What is the effect of mobile phone apps for lifestyle modification on different types of diabetes?
Diabetes—which includes type 1 diabetes and type 2 diabetes—results in negative health outcomes and a reduced quality of life. Lifestyle changes, such as diet and exercise, can better the health of those with diabetes. Many currently available services that aim to help patients modify their lifestyle are delivered face-to-face within medical settings and/or require some degree of monitoring by a health professional. Additionally, more tailored modification strategies, such as exercise coaching and diet consultations, are not always easily accessible. Mobile phone apps are plentiful, and popular globally. Past research on diabetes apps shows the potential for this technology to help increase patients’ diabetes knowledge, improve communication with doctors, and decrease diabetes incidence. While this is encouraging, more research is needed to better understand if these apps really make a difference in health outcomes for people with diabetes.
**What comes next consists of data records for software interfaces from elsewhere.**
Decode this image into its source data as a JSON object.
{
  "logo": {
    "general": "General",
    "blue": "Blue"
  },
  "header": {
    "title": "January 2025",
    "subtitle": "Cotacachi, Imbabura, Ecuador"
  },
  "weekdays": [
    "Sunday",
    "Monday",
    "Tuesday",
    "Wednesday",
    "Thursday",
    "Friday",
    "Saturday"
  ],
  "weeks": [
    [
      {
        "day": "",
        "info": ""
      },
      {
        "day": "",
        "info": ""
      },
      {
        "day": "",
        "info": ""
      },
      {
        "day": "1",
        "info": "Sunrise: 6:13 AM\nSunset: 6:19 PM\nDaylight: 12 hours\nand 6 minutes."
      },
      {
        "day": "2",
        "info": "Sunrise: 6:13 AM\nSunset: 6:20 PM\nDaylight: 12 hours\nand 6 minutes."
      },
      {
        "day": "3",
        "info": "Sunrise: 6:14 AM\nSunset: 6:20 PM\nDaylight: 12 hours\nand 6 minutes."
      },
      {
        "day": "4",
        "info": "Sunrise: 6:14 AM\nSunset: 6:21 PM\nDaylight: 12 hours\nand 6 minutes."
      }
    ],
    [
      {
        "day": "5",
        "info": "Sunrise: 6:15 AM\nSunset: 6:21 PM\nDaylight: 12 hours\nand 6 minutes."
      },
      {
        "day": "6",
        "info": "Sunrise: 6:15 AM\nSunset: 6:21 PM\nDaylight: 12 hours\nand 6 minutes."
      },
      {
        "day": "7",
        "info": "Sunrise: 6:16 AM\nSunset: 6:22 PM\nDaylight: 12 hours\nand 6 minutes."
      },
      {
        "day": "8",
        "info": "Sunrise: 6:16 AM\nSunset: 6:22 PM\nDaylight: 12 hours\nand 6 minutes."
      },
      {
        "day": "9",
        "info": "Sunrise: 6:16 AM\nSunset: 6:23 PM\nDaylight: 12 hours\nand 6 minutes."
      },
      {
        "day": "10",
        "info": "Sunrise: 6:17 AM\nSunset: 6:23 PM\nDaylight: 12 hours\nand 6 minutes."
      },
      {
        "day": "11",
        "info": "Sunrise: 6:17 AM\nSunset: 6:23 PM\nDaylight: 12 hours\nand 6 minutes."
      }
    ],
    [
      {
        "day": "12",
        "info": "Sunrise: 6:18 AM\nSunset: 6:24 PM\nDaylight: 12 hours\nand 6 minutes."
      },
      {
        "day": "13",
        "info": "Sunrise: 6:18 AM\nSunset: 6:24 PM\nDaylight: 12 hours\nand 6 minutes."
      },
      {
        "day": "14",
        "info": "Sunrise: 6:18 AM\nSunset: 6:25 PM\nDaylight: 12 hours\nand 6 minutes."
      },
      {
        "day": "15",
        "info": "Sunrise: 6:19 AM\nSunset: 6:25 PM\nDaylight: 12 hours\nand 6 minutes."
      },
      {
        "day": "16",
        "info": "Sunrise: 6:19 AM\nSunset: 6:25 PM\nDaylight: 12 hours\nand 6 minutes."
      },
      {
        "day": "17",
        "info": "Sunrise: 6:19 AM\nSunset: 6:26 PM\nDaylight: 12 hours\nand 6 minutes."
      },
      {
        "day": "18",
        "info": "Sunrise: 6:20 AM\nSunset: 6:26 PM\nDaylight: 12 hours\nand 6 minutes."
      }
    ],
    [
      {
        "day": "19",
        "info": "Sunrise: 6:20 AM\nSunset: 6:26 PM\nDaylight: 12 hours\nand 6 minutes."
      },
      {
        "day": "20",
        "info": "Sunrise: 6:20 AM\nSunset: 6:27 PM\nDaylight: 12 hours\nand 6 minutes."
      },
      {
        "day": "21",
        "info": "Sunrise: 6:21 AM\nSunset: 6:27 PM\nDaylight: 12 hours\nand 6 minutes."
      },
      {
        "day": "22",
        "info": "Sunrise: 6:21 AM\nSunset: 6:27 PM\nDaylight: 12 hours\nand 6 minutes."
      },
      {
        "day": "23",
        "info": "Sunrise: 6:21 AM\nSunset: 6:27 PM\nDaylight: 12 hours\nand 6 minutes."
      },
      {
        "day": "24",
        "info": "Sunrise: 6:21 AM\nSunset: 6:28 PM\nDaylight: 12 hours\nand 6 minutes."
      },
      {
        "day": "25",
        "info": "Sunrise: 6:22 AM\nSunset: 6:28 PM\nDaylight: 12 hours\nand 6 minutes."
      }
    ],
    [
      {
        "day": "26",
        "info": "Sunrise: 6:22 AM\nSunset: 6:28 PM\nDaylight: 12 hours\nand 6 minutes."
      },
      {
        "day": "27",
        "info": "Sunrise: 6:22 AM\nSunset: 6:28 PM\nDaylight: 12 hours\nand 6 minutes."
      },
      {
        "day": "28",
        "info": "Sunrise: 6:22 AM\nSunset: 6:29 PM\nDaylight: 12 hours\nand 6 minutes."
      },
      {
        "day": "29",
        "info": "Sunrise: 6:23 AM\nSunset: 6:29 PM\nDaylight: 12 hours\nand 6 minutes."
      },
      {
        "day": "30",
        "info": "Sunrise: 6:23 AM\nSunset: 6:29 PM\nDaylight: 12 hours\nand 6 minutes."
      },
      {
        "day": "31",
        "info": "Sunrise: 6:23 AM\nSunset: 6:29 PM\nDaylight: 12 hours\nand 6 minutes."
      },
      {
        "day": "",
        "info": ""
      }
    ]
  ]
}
This is a systematic review of 23 randomized controlled trials published between 2008 and 2018, including a total of 2526 participants. Eighteen studies were included in a meta-analysis.
Key features of the studies:
For type 2 diabetes, researchers found that mobile apps for lifestyle modification can reduce average blood sugar levels in the short-term (3-6 months) and long-term (9-12 months). For type 1 diabetes, these mobile apps may have no effect on average blood sugar levels in the short-term, but may lower it in the long-term. However, the long-term result was just based on one study and therefore needs to be interpreted with caution. For prediabetes, two studies showed that mobile apps had no effect on short-term control of average blood sugar levels, and there was no data on long-term effects. Overall, more long-term research on the topic, which stretches beyond 12 months, is important. Beyond type 2 diabetes, the evidence for the effects of mobile apps on type 1 diabetes and prediabetes is inconclusive, therefore more research is needed for these two specific diabetes subtypes.
While phone apps with a lifestyle modification component lowered average blood sugar levels in both the short and long term for type 2 diabetes, it is not clear that this same affect occurs for other diabetes subtypes. More research, particularly with respect to long-term outcomes is needed to draw more definitive conclusions.